Arthritis & Rheumatism, Volume 62,
November 2010 Abstract Supplement
Abstracts of the American College of
Rheumatology/Association of Rheumatology Health Professionals
Annual Scientific Meeting
Atlanta, Georgia November 6-11, 2010.
Regional Brain Diffusion Abnormalities in Systemic Lupus Erythematosus.
Appenzeller3, Simone, Rittner4, Leticia, Leonard1, Gabriel, Vielleux2, Martin, Pike1, Bruce, Clarke1, Ann
To determine regional brain diffusion abnormalities and to evaluate the relationship between diffusion parameters [fraction anisotropy (FA) and mean diffusivity (MD)] and cognitive impairment and mood disorders in systemic lupus erythematosus (SLE).
We screened consecutive female SLE patients followed in a longitudinal cohort between 2007/2008. We excluded patients with any factors associated with cerebral atrophy or vasculopathy [i.e., age >= 50 years, hypertension, renal insufficiency, transient ischemic attack or stroke, scleroderma features, diabetes, drug abuse, or malignancy] or not educated primarily in English or French. Healthy age-matched women were selected as controls. All underwent a standardized neuropsychological evaluation assessing the following: simple attention, complex attention, memory, visuospatial processing, language, reasoning/problem solving, psychomotor speed, and executive functions. Individual results were converted into standard scores and compared to normative data. Subjects with a total score in any of the 8 domains <=2 SD below the normative value were considered impaired. Mood disorders were determined by Becks Depression and Becks Anxiety Inventory (BDI and BAI). Magnetic resonance imaging (MRI) was performed on a Siemens 3 Tesla scanner and volumetric T1, T2 and PD weighted images were used for automatic segmentation of the brain. Diffusion images were acquired in 63 directions (b=1000s/mm2; TR=10900ms; TE=105ms; FOV=256mm). Brain regions of interest (ROI) were overlaid to the diffusion images acquired and FA and MD were calculated for each structure. The FA and MD values were compared between groups using the t-test. Correlation between cognitive impairment, mood disorders and FA and MD was assessed through the Pearson correlation.

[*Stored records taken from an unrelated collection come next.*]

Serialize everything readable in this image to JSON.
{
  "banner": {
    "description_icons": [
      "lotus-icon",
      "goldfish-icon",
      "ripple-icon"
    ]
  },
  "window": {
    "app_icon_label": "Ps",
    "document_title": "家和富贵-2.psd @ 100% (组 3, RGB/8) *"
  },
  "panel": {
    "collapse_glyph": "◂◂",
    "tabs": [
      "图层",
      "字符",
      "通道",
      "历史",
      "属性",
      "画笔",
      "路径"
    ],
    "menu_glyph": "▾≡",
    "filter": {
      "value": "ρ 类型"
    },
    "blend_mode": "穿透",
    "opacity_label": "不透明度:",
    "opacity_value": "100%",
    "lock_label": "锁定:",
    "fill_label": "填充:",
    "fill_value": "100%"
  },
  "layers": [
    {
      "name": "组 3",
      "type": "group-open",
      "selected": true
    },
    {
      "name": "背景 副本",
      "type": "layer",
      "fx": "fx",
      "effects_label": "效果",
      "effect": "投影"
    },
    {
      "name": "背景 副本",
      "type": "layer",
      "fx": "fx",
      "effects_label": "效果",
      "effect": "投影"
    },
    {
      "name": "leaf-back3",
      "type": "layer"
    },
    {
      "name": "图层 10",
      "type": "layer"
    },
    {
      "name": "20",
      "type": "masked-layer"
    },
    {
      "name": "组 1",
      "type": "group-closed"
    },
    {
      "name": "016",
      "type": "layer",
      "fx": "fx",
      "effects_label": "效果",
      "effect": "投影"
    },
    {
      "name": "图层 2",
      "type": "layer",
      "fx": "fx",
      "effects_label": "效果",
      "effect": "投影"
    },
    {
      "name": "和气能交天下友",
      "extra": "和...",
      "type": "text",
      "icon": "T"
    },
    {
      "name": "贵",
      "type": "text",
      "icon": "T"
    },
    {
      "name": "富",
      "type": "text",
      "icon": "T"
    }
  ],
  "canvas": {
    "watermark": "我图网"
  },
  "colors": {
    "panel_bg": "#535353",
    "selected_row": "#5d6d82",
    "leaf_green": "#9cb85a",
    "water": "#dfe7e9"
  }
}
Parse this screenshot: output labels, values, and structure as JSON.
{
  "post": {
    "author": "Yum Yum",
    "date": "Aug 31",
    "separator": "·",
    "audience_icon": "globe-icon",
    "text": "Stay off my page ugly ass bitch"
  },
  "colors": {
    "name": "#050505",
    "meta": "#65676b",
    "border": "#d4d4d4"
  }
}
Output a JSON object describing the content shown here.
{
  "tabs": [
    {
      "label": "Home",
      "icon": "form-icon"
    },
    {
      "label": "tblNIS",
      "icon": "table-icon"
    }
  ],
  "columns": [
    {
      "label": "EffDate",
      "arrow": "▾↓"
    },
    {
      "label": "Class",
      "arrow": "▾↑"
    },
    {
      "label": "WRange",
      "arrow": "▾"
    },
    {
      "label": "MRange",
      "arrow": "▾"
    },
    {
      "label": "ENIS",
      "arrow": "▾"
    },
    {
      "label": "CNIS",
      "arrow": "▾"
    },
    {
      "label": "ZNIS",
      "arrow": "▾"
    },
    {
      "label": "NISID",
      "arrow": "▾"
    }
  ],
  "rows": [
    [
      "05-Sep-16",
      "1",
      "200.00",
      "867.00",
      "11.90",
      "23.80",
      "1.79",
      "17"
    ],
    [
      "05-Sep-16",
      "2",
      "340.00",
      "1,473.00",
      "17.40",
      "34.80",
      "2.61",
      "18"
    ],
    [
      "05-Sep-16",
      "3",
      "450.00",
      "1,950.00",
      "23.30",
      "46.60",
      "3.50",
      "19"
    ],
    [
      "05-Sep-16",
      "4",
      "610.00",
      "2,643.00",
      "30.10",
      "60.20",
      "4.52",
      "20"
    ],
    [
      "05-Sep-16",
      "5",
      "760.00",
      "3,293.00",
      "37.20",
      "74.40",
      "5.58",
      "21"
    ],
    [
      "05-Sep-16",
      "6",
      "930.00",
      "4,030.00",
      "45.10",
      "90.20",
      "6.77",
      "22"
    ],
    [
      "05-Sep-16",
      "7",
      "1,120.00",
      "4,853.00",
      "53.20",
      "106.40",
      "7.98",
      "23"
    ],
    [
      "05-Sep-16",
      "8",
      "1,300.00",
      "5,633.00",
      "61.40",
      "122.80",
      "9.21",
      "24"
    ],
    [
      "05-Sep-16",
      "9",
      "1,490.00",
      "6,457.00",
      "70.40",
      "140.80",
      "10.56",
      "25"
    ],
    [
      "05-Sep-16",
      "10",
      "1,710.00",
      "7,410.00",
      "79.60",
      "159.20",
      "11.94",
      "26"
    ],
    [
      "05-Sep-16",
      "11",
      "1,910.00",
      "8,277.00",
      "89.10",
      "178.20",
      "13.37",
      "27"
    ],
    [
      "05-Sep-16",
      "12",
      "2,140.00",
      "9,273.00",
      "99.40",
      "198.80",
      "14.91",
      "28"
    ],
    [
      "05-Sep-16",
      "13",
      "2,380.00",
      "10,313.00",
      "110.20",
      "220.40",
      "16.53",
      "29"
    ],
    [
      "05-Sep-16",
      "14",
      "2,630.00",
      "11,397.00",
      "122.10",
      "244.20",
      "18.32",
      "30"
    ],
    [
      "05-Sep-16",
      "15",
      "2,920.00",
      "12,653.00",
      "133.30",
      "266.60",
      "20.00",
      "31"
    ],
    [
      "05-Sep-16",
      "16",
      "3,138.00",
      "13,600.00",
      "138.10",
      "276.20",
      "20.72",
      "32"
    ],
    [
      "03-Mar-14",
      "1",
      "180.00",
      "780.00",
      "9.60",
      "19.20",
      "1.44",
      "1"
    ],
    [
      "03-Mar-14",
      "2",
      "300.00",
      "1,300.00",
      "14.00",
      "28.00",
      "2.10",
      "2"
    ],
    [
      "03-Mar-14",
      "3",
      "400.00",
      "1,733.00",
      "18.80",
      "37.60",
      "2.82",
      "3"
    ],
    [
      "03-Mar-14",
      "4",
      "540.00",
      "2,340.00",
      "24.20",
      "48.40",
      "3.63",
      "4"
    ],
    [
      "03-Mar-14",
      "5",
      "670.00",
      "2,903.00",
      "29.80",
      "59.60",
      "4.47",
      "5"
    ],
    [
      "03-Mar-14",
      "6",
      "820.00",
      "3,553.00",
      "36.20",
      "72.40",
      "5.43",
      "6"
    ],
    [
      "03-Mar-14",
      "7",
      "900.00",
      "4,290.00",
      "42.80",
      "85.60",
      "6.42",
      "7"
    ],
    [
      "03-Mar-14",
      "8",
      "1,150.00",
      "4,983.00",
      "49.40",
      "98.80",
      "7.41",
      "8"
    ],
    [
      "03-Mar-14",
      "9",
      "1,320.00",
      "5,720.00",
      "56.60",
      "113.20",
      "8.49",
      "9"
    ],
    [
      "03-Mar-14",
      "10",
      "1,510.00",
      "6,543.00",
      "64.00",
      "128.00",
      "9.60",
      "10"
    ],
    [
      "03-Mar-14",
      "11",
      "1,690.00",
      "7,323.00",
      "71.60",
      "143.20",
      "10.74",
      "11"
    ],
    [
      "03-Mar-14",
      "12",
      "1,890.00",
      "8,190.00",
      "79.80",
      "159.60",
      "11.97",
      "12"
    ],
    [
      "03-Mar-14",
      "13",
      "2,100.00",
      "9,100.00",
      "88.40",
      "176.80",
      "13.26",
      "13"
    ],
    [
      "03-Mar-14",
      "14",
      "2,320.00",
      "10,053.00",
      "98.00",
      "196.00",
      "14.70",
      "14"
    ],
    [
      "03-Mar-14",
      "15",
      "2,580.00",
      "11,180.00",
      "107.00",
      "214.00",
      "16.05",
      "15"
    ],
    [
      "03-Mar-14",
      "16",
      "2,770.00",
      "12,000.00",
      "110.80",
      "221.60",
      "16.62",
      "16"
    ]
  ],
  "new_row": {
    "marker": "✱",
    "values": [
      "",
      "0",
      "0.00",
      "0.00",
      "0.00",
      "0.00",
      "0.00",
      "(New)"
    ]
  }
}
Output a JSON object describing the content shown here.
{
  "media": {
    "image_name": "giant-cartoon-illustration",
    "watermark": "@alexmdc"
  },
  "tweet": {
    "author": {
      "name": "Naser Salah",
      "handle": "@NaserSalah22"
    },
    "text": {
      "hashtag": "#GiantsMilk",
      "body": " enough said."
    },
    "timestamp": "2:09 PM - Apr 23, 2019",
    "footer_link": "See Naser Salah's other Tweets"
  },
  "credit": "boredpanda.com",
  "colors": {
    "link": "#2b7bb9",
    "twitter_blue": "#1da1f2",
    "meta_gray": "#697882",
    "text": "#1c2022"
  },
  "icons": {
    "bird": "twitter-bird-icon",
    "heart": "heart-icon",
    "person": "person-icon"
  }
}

Twenty-seven patients (mean age 34.08, SD 8.85) and ten controls (mean age 33, SD 8.3) were included. We observed significantly lower FA and higher MD in SLE when compared to controls in the following white matter structures: bilateral frontal lobe (p=0.01), right temporal lobe (p=0.031), bilateral parietal lobe (p=0.02), in addition to bilateral amigdala (p=0.005) and the thalamus (p=0.01). No difference between diffusion parameters were observed in the hippocampus, left frontal lobe, occipital lobes, cerebellum, corpus callosum, caudate, putamen and parahippocampal region. FA and MD of the amigdalacorrelated with the severity of anxiety (r=0.7; p=0.001) and FA and MD of the frontal lobe with cognitive impairment (r=0.56; p=0.03).
Diffusion abnormalities are not uniform in SLE patients. Increased MD and reduced FA, indicating reduction in myelination and axonal damage were observed in frontal, temporal, parietal white matter and in the amigdala. The severity of anxiety and the presence of cognitive impairment correlated with axonal damage in the amigdala and in the frontal lobe white matter. Diffusion parameters can be used to evaluate SLE patients with central nervous system manifestations and visually normal MRIs.
To cite this abstract, please use the following information:
Appenzeller, Simone, Rittner, Leticia, Leonard, Gabriel, Vielleux, Martin, Pike, Bruce, Clarke, Ann; Regional Brain Diffusion Abnormalities in Systemic Lupus Erythematosus. [abstract]. Arthritis Rheum 2010;62 Suppl 10 :1170